The BoE governor stated this month that damaging charges had been “a part of our toolbox” however the central financial institution had no rapid plans to make use of them. Even so, markets proceed to cost in a major probability of sub-zero charges subsequent 12 months.
Though it’s unclear at what degree the Financial institution of Japan will likely be represented on the assembly, its experiences as a pioneer of methods together with quantitative easing, damaging charges, yield curve management and large asset-buying programmes will likely be of eager curiosity to its friends world wide. Colby Smith, Martin Arnold, Tommy Stubbington and Leo Lewis
Will the US broaden its assault on Chinese language corporations?
As US president Donald Trump takes additional swipes at Chinese language corporations — with extra seemingly throughout this week’s Republican conference — one query on buyers’ minds shouldn’t be whether or not US-China relations will deteriorate, however what number of corporations will likely be hit alongside the best way.
In addition to setting a 90-day deadline for the sale of Chinese language video app TikTok, Mr Trump has turned his focus again on telecoms group Huawei with sanctions that one analyst described as a “loss of life sentence”. The president has additionally signalled doable motion in opposition to ecommerce big Alibaba.
The most recent sanction, which bars corporations from promoting Huawei chips made with US expertise, has pummelled the shares of the Chinese language firm’s principal suppliers. Taiwan’s MediaTek, which had develop into a key chip supplier for the corporate following earlier sanctions, completed the week down 12 per cent.
Nevertheless, few trade observers assume international demand for semiconductors will take a long-lasting hit, even when the brand new restrictions drive Huawei out of enterprise. Fairness analysts at Morningstar stated the transfer was a “short-term intestine kick, fading to a midterm bruise” for the trade.
Meantime, native rivals reminiscent of Xiaomi and Oppo are anticipated to learn. Morningstar estimated Xiaomi’s market worth might leap 30 per cent if Huawei had been pressured out of smartphone manufacturing.
However analysts warn that with US-China ties fraying by the day, as Mr Trump makes a marketing campaign in opposition to Beijing a key a part of his bid for re-election, different corporations may very well be focused.
“If the Huawei ban was prolonged to different Chinese language smartphone producers, then it might even be very tough for Xiaomi to make smartphones,” stated Morningstar.

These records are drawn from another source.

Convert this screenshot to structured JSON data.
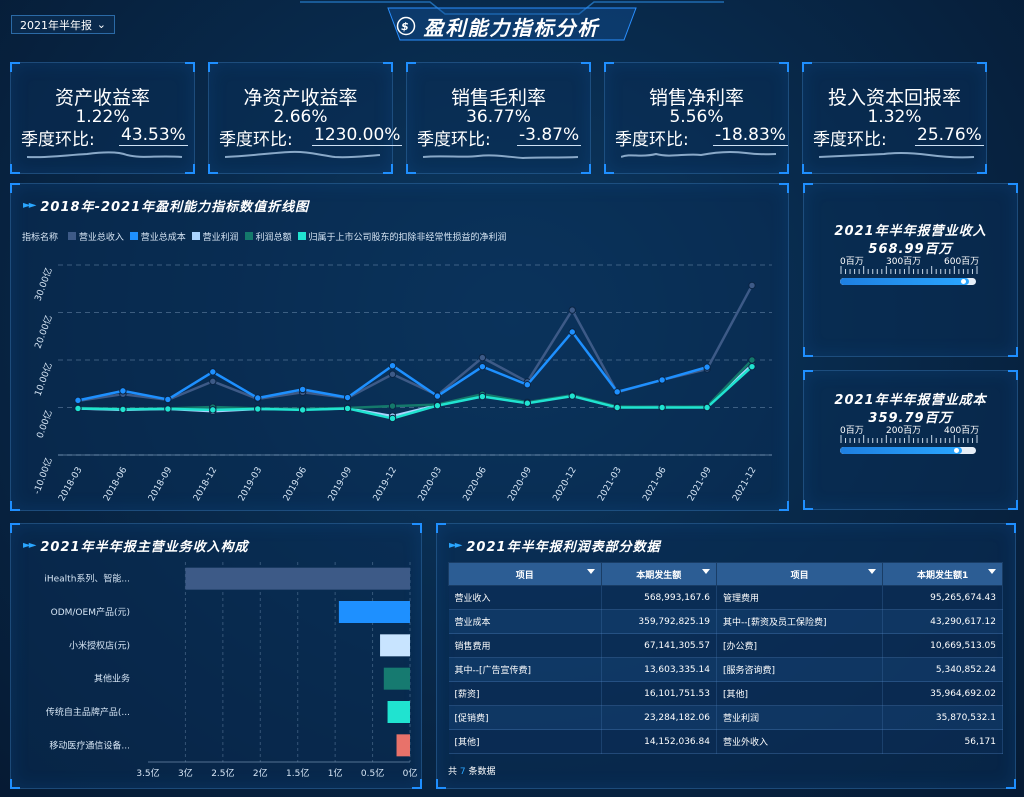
{
  "header": {
    "title": "盈利能力指标分析",
    "period_select": "2021年半年报"
  },
  "kpis": [
    {
      "name": "资产收益率",
      "value": "1.22%",
      "qoq_label": "季度环比:",
      "qoq_value": "43.53%"
    },
    {
      "name": "净资产收益率",
      "value": "2.66%",
      "qoq_label": "季度环比:",
      "qoq_value": "1230.00%"
    },
    {
      "name": "销售毛利率",
      "value": "36.77%",
      "qoq_label": "季度环比:",
      "qoq_value": "-3.87%"
    },
    {
      "name": "销售净利率",
      "value": "5.56%",
      "qoq_label": "季度环比:",
      "qoq_value": "-18.83%"
    },
    {
      "name": "投入资本回报率",
      "value": "1.32%",
      "qoq_label": "季度环比:",
      "qoq_value": "25.76%"
    }
  ],
  "line_panel": {
    "title": "2018年-2021年盈利能力指标数值折线图",
    "legend_label": "指标名称"
  },
  "revenue_panel": {
    "title": "2021年半年报营业收入",
    "value": "568.99百万",
    "ticks": [
      "0百万",
      "300百万",
      "600百万"
    ],
    "progress_fraction": 0.95
  },
  "cost_panel": {
    "title": "2021年半年报营业成本",
    "value": "359.79百万",
    "ticks": [
      "0百万",
      "200百万",
      "400百万"
    ],
    "progress_fraction": 0.9
  },
  "bar_panel": {
    "title": "2021年半年报主营业务收入构成"
  },
  "table_panel": {
    "title": "2021年半年报利润表部分数据",
    "headers": [
      "项目",
      "本期发生额",
      "项目",
      "本期发生额1"
    ],
    "rows": [
      [
        "营业收入",
        "568,993,167.6",
        "管理费用",
        "95,265,674.43"
      ],
      [
        "营业成本",
        "359,792,825.19",
        "其中--[薪资及员工保险费]",
        "43,290,617.12"
      ],
      [
        "销售费用",
        "67,141,305.57",
        "[办公费]",
        "10,669,513.05"
      ],
      [
        "其中--[广告宣传费]",
        "13,603,335.14",
        "[服务咨询费]",
        "5,340,852.24"
      ],
      [
        "[薪资]",
        "16,101,751.53",
        "[其他]",
        "35,964,692.02"
      ],
      [
        "[促销费]",
        "23,284,182.06",
        "营业利润",
        "35,870,532.1"
      ],
      [
        "[其他]",
        "14,152,036.84",
        "营业外收入",
        "56,171"
      ]
    ],
    "footer_prefix": "共",
    "footer_count": "7",
    "footer_suffix": "条数据"
  },
  "chart_data": [
    {
      "type": "line",
      "x": [
        "2018-03",
        "2018-06",
        "2018-09",
        "2018-12",
        "2019-03",
        "2019-06",
        "2019-09",
        "2019-12",
        "2020-03",
        "2020-06",
        "2020-09",
        "2020-12",
        "2021-03",
        "2021-06",
        "2021-09",
        "2021-12"
      ],
      "ylim": [
        -10,
        30
      ],
      "yticks": [
        "-10.00亿",
        "0.00亿",
        "10.00亿",
        "20.00亿",
        "30.00亿"
      ],
      "grid": true,
      "legend_position": "top-left",
      "series": [
        {
          "name": "营业总收入",
          "color": "#3d5a87",
          "values": [
            1.4,
            2.8,
            1.6,
            5.5,
            1.8,
            3.2,
            2.0,
            7.0,
            2.6,
            10.5,
            5.4,
            20.5,
            3.2,
            5.8,
            8.1,
            25.7
          ]
        },
        {
          "name": "营业总成本",
          "color": "#1e90ff",
          "values": [
            1.5,
            3.5,
            1.7,
            7.5,
            2.0,
            3.8,
            2.1,
            8.8,
            2.4,
            8.6,
            4.8,
            15.9,
            3.3,
            5.8,
            8.5,
            null
          ]
        },
        {
          "name": "营业利润",
          "color": "#a9d4ff",
          "values": [
            -0.2,
            -0.5,
            -0.3,
            -0.8,
            -0.3,
            -0.4,
            -0.2,
            -1.8,
            0.5,
            2.5,
            1.0,
            2.5,
            0.1,
            0.1,
            0.1,
            9.0
          ]
        },
        {
          "name": "利润总额",
          "color": "#14796b",
          "values": [
            -0.1,
            -0.3,
            -0.2,
            0.1,
            -0.2,
            -0.3,
            -0.1,
            0.3,
            0.6,
            2.8,
            1.1,
            2.6,
            0.2,
            0.1,
            0.2,
            10.0
          ]
        },
        {
          "name": "归属于上市公司股东的扣除非经常性损益的净利润",
          "color": "#20e3d0",
          "values": [
            -0.2,
            -0.4,
            -0.3,
            -0.5,
            -0.3,
            -0.5,
            -0.2,
            -2.3,
            0.4,
            2.3,
            0.9,
            2.4,
            0.0,
            0.0,
            0.0,
            8.6
          ]
        }
      ]
    },
    {
      "type": "bar",
      "orientation": "horizontal",
      "categories": [
        "iHealth系列、智能...",
        "ODM/OEM产品(元)",
        "小米授权店(元)",
        "其他业务",
        "传统自主品牌产品(...",
        "移动医疗通信设备..."
      ],
      "values": [
        3.0,
        0.95,
        0.4,
        0.35,
        0.3,
        0.18
      ],
      "colors": [
        "#3d5a87",
        "#1e90ff",
        "#c8e4ff",
        "#167a70",
        "#20e3d0",
        "#e8726a"
      ],
      "xlim": [
        0,
        3.5
      ],
      "xticks": [
        "3.5亿",
        "3亿",
        "2.5亿",
        "2亿",
        "1.5亿",
        "1亿",
        "0.5亿",
        "0亿"
      ],
      "reversed_x": true
    }
  ]
}
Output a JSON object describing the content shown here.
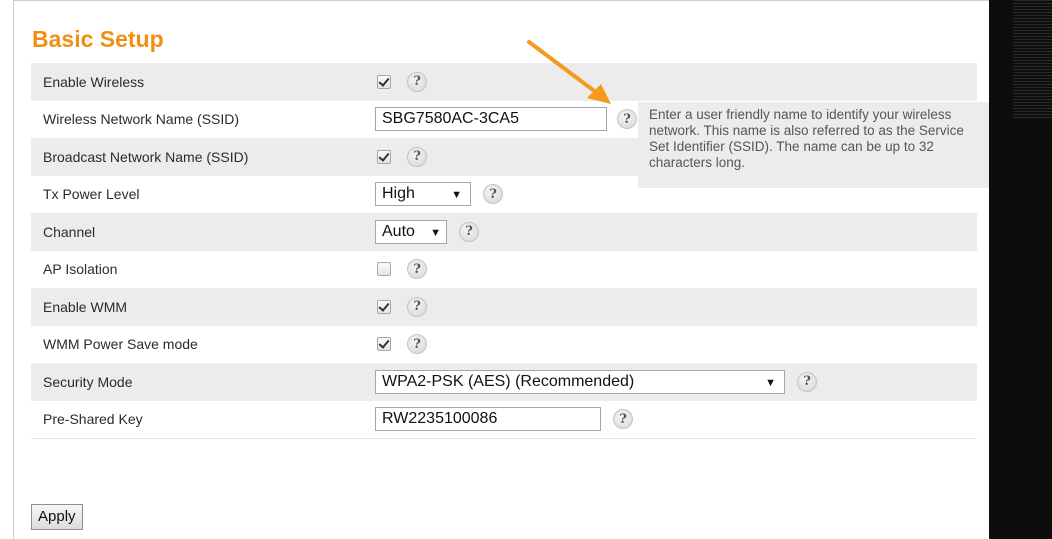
{
  "page": {
    "title": "Basic Setup",
    "accent_color": "#f08f14",
    "help_icon": "help-question-icon"
  },
  "settings": {
    "enable_wireless": {
      "label": "Enable Wireless",
      "checked": true
    },
    "ssid": {
      "label": "Wireless Network Name (SSID)",
      "value": "SBG7580AC-3CA5"
    },
    "broadcast_ssid": {
      "label": "Broadcast Network Name (SSID)",
      "checked": true
    },
    "tx_power": {
      "label": "Tx Power Level",
      "value": "High"
    },
    "channel": {
      "label": "Channel",
      "value": "Auto"
    },
    "ap_isolation": {
      "label": "AP Isolation",
      "checked": false
    },
    "enable_wmm": {
      "label": "Enable WMM",
      "checked": true
    },
    "wmm_power_save": {
      "label": "WMM Power Save mode",
      "checked": true
    },
    "security_mode": {
      "label": "Security Mode",
      "value": "WPA2-PSK (AES) (Recommended)"
    },
    "psk": {
      "label": "Pre-Shared Key",
      "value": "RW2235100086"
    }
  },
  "tooltip": {
    "text": "Enter a user friendly name to identify your wireless network. This name is also referred to as the Service Set Identifier (SSID). The name can be up to 32 characters long."
  },
  "help_glyph": "?",
  "dropdown_glyph": "▼",
  "annotation": {
    "arrow_color": "#f39a1f"
  },
  "actions": {
    "apply_label": "Apply"
  }
}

Hudson Lockett
Have metals costs rallied too far, too quick?
Mining shares have been among the many best-performing sectors this 12 months, because of a restoration in commodity costs and a rally in gold and silver.
Costs for base metals reminiscent of copper, nickel and zinc hit their highest ranges in a 12 months final week, whereas iron ore ore costs touched a six-year excessive.
The FTSE 350 Mining index has risen by 61 per cent after the World Well being Organisation declared Covid-19 a pandemic on March 11, in contrast with an increase of simply 14 per cent for the FTSE All-Share index.
However buyers have sounded a observe of warning over the mining sector after the FTSE 350 Mining index misplaced 2 per cent final week. On Thursday, copper miner Antofagasta reported a 22 per cent fall in earnings for the primary half of the 12 months owing to decrease copper costs throughout that interval, sending its shares down 3.eight per cent by Friday morning.
One cause is concern that costs for metals might have rallied too far, too quick on the again of stimulus in China and an increase in metal manufacturing. One other fear is the elevated danger of a second wave of Covid-19 infections, which might hit financial progress exterior China this 12 months.
Mines that had been disrupted due to coronavirus in March are additionally returning to full manufacturing, which is able to add provide.
Analysts at RBC stated momentum gave the impression to be fading in mining equities however advisable looking ahead to alternatives to purchase, as costs of iron ore and copper are prone to rise subsequent 12 months. Henry Sanderson